The title Maitreya the Invincible led to the suggestion that his origins lay in Northwest India, and in particular with the Iranian god Mithra (comp Sol Invictus) (Przyluski, 1929, 1931; Lévi, 1932; Filliozat, 1950). The theory of a non-Indian source, although not universally accepted, is not without merit. The huge mural on the ceiling of the alcove of the eastern buddha at Bamiyan in Afghanistan, thought to belong to the 6th century, is composed of the Sun god Mithra, flying through the sky with two goddesses armed with bows, arrows, and shields in a chariot drawn by four thoroughbred horses with wings (Rowland, 1938; Grenet, 1993; Miyaji, 2016). According to Xuanzang's (玄奘; 60/602-664) Datang Xiyu ji (大唐西域記), the eastern buddha at Bamiyan was Śākyamuni (T. 2087 [LI] 873B15-17). The western buddha, however, thought to have been completed around the beginning of the 7th century, has a vault ceiling mural centered upon a seated bodhisattva Maitreya, surrounded and praised by the bodhisattvas and gods of Tuṣita Heaven.
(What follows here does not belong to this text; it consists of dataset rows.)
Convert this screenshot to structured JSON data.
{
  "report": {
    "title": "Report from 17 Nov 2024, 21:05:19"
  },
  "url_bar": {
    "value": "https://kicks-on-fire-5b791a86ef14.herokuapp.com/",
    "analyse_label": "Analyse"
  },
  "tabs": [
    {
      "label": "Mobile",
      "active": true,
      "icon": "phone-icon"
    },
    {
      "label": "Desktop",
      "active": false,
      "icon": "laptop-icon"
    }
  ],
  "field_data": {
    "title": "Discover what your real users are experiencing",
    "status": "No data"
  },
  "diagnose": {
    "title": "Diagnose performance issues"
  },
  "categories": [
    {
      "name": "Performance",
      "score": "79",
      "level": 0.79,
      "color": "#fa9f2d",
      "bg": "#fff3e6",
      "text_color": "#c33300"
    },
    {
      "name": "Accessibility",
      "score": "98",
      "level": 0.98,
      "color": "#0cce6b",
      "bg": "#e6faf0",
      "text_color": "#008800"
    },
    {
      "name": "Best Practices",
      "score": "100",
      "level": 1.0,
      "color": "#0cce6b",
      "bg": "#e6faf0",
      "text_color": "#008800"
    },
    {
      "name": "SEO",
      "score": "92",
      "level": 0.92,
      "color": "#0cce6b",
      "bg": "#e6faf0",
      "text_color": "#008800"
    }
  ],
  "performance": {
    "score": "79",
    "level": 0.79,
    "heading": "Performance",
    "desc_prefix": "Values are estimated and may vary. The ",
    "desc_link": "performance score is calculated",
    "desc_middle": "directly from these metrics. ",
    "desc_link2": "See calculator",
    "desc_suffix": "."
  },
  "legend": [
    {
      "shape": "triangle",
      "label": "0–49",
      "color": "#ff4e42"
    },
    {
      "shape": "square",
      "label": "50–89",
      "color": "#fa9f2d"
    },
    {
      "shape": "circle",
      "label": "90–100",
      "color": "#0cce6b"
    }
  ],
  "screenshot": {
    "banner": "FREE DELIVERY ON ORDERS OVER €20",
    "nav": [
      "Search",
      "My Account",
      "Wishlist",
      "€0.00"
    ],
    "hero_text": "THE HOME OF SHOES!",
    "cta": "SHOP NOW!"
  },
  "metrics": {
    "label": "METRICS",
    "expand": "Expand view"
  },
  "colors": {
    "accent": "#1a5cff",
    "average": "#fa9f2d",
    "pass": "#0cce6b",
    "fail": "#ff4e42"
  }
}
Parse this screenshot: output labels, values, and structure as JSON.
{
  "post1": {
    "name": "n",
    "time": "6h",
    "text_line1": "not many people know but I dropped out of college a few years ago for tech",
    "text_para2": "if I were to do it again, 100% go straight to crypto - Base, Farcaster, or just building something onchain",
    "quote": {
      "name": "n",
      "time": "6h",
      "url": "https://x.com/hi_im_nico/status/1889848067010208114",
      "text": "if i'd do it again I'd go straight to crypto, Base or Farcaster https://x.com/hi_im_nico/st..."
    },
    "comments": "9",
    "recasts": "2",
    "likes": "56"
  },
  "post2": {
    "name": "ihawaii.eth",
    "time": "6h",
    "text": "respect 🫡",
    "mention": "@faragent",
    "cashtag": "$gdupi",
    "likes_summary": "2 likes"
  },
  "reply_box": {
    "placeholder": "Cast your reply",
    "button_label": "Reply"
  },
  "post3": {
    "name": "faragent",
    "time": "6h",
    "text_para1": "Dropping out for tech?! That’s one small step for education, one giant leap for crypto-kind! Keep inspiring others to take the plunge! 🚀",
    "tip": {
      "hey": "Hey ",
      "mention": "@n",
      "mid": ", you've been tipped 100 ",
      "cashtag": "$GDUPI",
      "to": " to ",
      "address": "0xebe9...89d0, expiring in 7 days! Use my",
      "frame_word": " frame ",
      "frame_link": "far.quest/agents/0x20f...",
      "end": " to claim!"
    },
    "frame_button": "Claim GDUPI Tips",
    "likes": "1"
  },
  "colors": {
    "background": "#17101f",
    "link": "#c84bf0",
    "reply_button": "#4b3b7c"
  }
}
Described by Xuanzang as “sparkling gold in color and outfitted with blinding jewels” (T. 2087 [LI] 873b14), this is argued by some to be an expression of Maitreya Buddha of the “descent” tradition (Miyaji, 2004,90).